TASK:
Beneath this task are records; count the lines among them that contain the word "Windows" and answer with the number only.

....................

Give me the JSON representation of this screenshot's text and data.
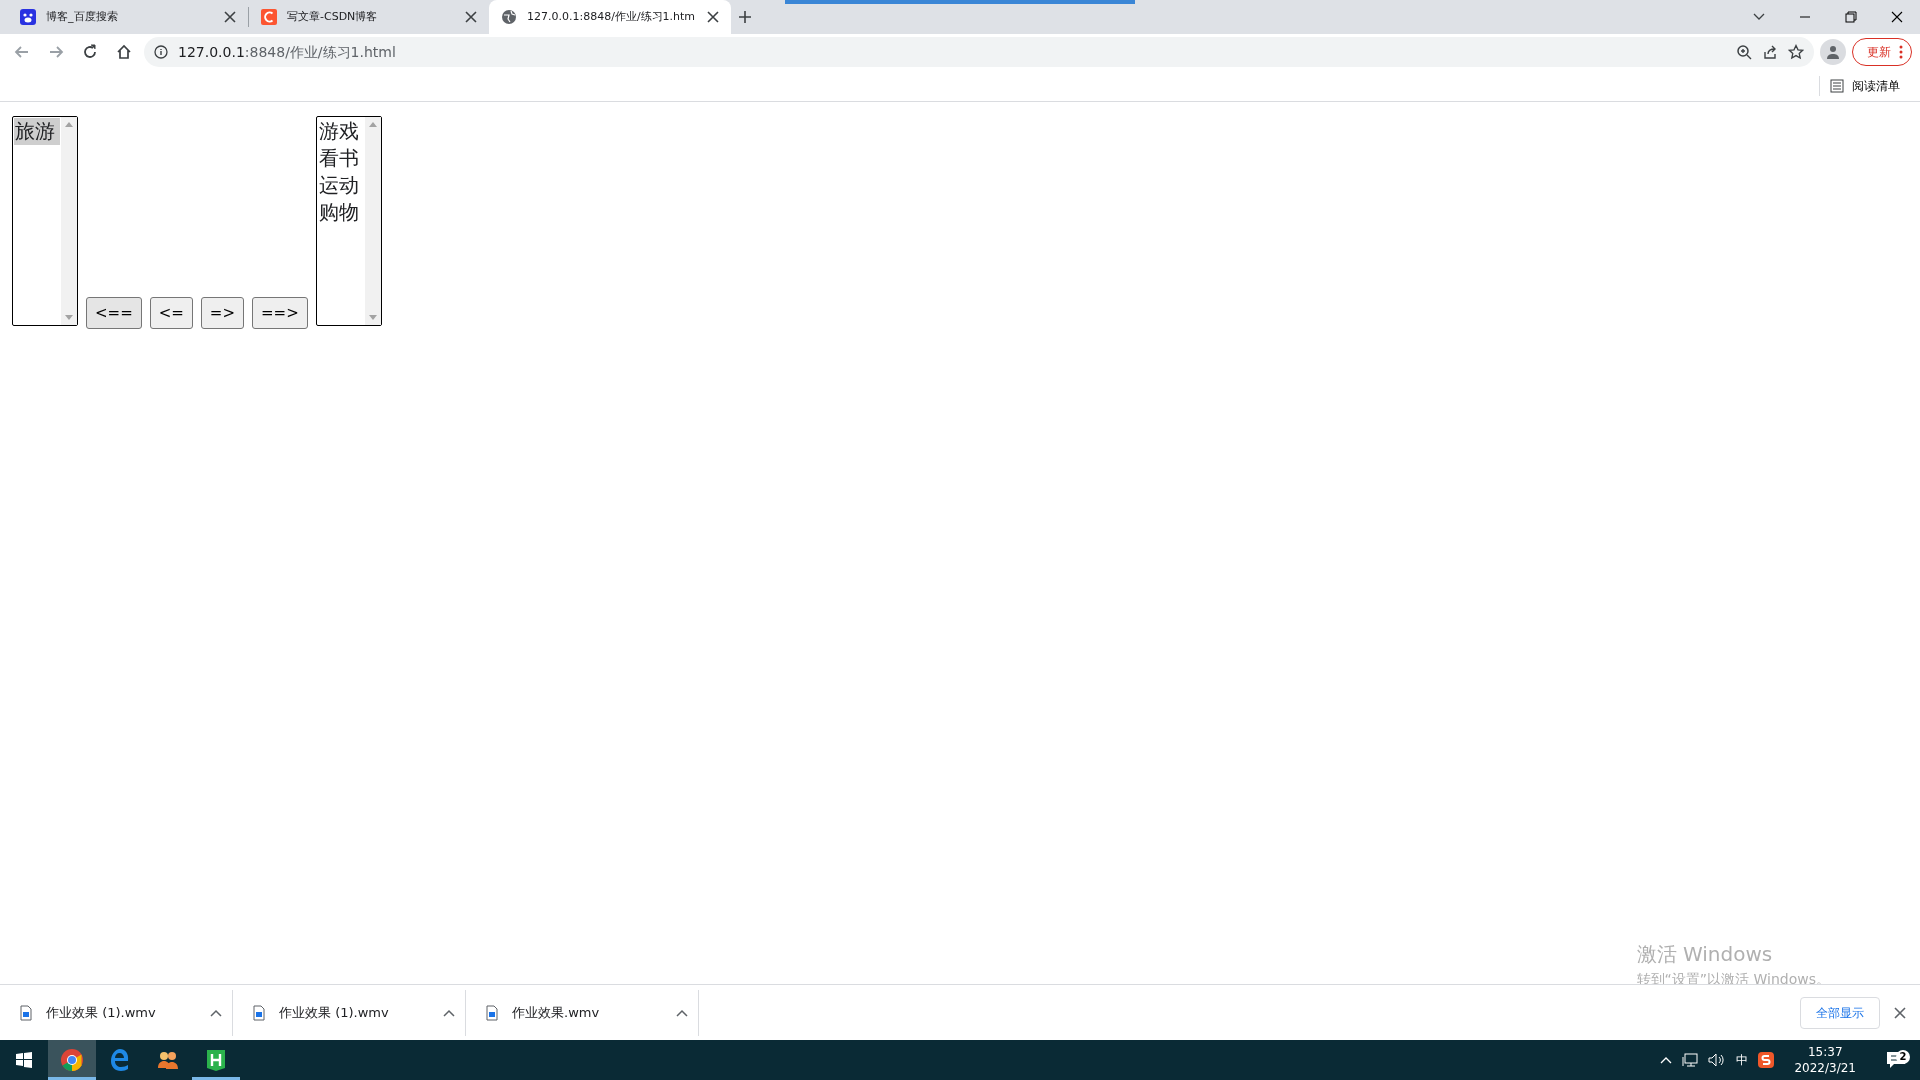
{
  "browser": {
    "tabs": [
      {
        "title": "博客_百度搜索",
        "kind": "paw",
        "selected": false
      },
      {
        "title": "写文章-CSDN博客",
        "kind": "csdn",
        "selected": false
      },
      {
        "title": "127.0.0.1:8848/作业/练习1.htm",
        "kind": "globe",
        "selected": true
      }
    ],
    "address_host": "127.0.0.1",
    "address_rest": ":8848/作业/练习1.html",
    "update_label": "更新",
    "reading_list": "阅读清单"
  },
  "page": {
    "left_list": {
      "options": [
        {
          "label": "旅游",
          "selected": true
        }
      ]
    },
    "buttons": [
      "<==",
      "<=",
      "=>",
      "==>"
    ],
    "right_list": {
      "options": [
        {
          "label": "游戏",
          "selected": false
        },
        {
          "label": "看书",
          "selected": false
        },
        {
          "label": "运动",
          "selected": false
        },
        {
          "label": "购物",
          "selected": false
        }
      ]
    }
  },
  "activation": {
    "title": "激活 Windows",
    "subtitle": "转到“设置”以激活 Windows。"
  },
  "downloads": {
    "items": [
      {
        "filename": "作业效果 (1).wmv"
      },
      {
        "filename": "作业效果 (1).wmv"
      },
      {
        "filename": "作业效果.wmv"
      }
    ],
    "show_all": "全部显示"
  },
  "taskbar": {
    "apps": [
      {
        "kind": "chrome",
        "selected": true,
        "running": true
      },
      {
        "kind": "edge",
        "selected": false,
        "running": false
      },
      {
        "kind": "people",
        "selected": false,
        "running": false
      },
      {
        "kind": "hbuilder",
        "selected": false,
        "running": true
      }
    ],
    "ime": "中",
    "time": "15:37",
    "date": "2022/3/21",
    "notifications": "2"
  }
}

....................

EXPECTED ANSWER:
2